Paper ISBN: 9780804745550
This is a study of love, specifically of men’s and women’s emotional roles vis-à-vis one another in Northeast Brazil; of how people form conjugal relationships in this region; and of the impact of rapid socioeconomic change on courtship, marriage, cohabitation, and infidelity.
Rapid urbanization and expansion of the cash economy have transformed the region in a few decades. Among the transformations are shifts in how people conduct courtship, form marriages, view the proprieties of sexual behavior, and assess the proper social and economic roles of men and women. These changes have altered the relative importance of physical, economic, and emotional intimacy in conjugal relationships, transforming the nature of marriage—once defined as a largely economic relationship—into a largely emotional relationship, as ideas of romance once associated with infidelity, concubinage, and courtship are increasingly attached to marriage.
The book is largely based on interviews with men and women who talked about their often complicated love lives with wit and passion, and the book is rich in personal stories and quotations. Women were asked to discuss the nature of men and women, and men were asked to talk about women. Both sexes were questioned about their views on prostitution, concubinage, and promiscuity, as well as their definitions of love. Parents were asked for their views about marriage and child rearing (especially differences in raising boys and girls), their relations with their own parents, lovers, spouses, and friends, and their views on virginity and sexual propriety.
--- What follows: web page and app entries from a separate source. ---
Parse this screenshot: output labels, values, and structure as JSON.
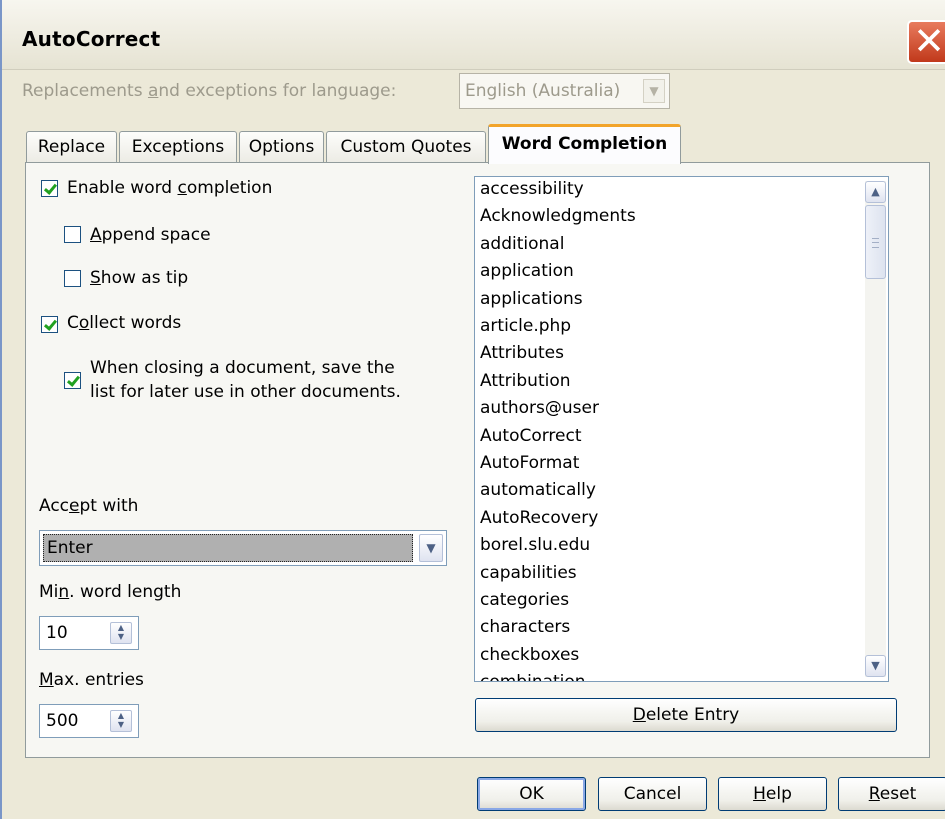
{
  "window": {
    "title": "AutoCorrect",
    "close_glyph": "✕"
  },
  "language": {
    "label": "Replacements and exceptions for language:",
    "value": "English (Australia)"
  },
  "tabs": [
    {
      "label": "Replace"
    },
    {
      "label": "Exceptions"
    },
    {
      "label": "Options"
    },
    {
      "label": "Custom Quotes"
    },
    {
      "label": "Word Completion",
      "active": true
    }
  ],
  "options": {
    "enable_completion": {
      "label": "Enable word completion",
      "checked": true
    },
    "append_space": {
      "label": "Append space",
      "checked": false
    },
    "show_as_tip": {
      "label": "Show as tip",
      "checked": false
    },
    "collect_words": {
      "label": "Collect words",
      "checked": true
    },
    "save_list_line1": "When closing a document, save the",
    "save_list_line2": "list for later use in other documents.",
    "save_list_checked": true
  },
  "accept_with": {
    "label": "Accept with",
    "value": "Enter"
  },
  "min_word_length": {
    "label": "Min. word length",
    "value": "10"
  },
  "max_entries": {
    "label": "Max. entries",
    "value": "500"
  },
  "word_list": [
    "accessibility",
    "Acknowledgments",
    "additional",
    "application",
    "applications",
    "article.php",
    "Attributes",
    "Attribution",
    "authors@user",
    "AutoCorrect",
    "AutoFormat",
    "automatically",
    "AutoRecovery",
    "borel.slu.edu",
    "capabilities",
    "categories",
    "characters",
    "checkboxes",
    "combination"
  ],
  "buttons": {
    "delete_entry": "Delete Entry",
    "ok": "OK",
    "cancel": "Cancel",
    "help": "Help",
    "reset": "Reset"
  },
  "icons": {
    "close": "close-icon",
    "dropdown": "chevron-down-icon",
    "scroll_up": "scroll-up-icon",
    "scroll_down": "scroll-down-icon",
    "spin": "spin-arrows-icon"
  }
}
The bluntness and articulateness of the informants about their motivations and experiences not only demonstrated that men and women viewed conjugal relationships very differently but enabled the author to specify and explore these differences in unusually interesting ways.
About the author
L. A. Rebhun is Associate Professor of Anthropology at Yale Universi
"Rebhun's marvelous study . . . gives us richly drawn portraits of women realigning their status and relationships with men, parents, children, bosses, and the impersonal forces of the market economy. . . . Rebhun's precise and engaging writing style keeps the reader focused on the materials at hand. . . . A well-written, beautifully realized study."